Paul Saunders FCIB TEP

Independent Trust Consultant

Providing support and advice to fellow professionals

Apologies to Paul and all. My intention was to indeed to positively assert that the general rule is unanimity as regards the exercise of trustee powers so that if LT and R are the two trustees a power of sale of a trust property occupied by LT could effectively be vetoed by R. However the power, being conferred on a trustee as trustee, is a fiduciary power. A trustee is not entirely free to exercise it as he wishes or indeed to decide not to exercise it.

A trustee must properly consider whether to exercise even an administrative power and if relevant must do so periodically. A trustee must not act capriciously. There is much established learning on this e.g.some 70 pages in Thomas on Powers. It is true that the Court is much more likely to intervene as regards an actual exercise than a refusal or simple failure to exercise. Thomas warns that where the relevant power is"coupled with a trust or duty (or cases of “mixed trust and power”) [the Court] will enforce the proper and timely exercise of that trust or power and might do so by removing the trustee who refused to join in". A court might be prepared to discern from a given trust document and contextual circumstances (e.g. the LT is the surviving spouse and the property was the matrimonial home, even in the absence of more explicit provisions or factors like a letter of wishes) that the power of disposal etc of the property shaded into a mixed trust and power. Where beneficiaries of a trust have different interests a trustee “ought to treat them fairly (or impartially, or with an even hand)”. R as trustee in considering the exercise must not do so to the total exclusion of the reasonable interests of LT. So the veto would not be impregnable, although it might prove a significant obstacle as the case law as to non-exercise or refusal is far from clear.
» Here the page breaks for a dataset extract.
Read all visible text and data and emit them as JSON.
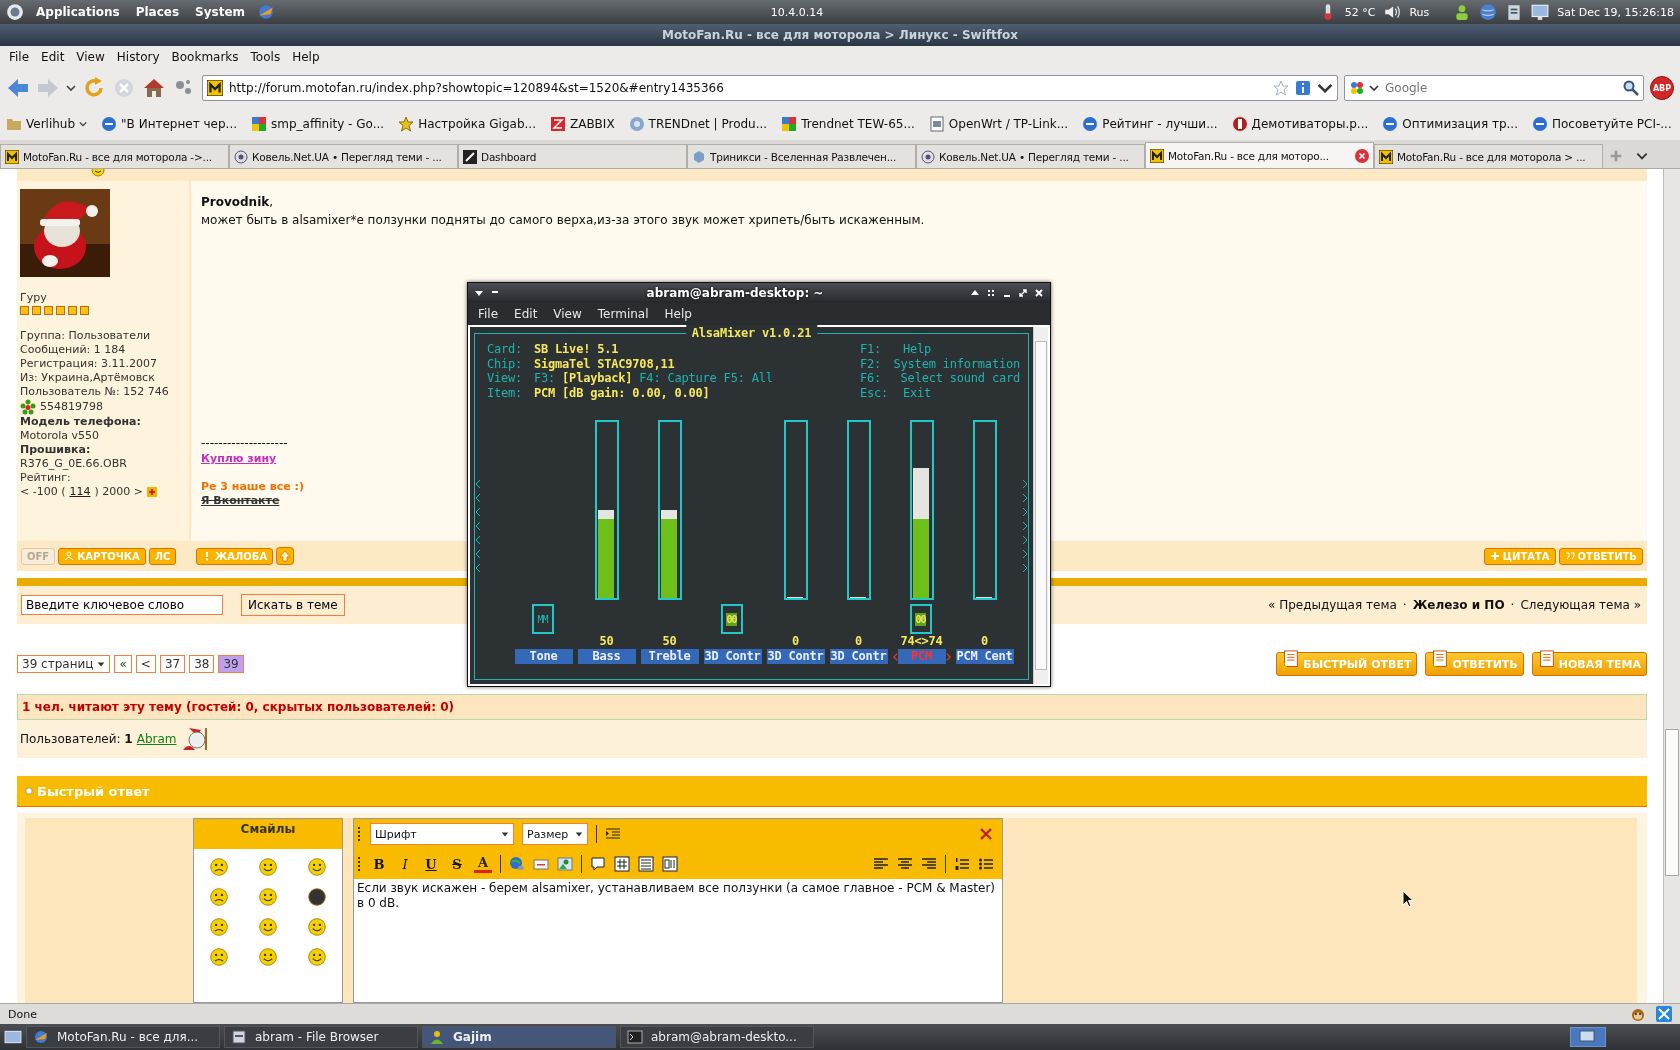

On the other hand a non-fiduciary power of consent vested in R (if he is not also a trustee) which he refuses to give is entirely beyond the intervention of the Court.

Jack Harper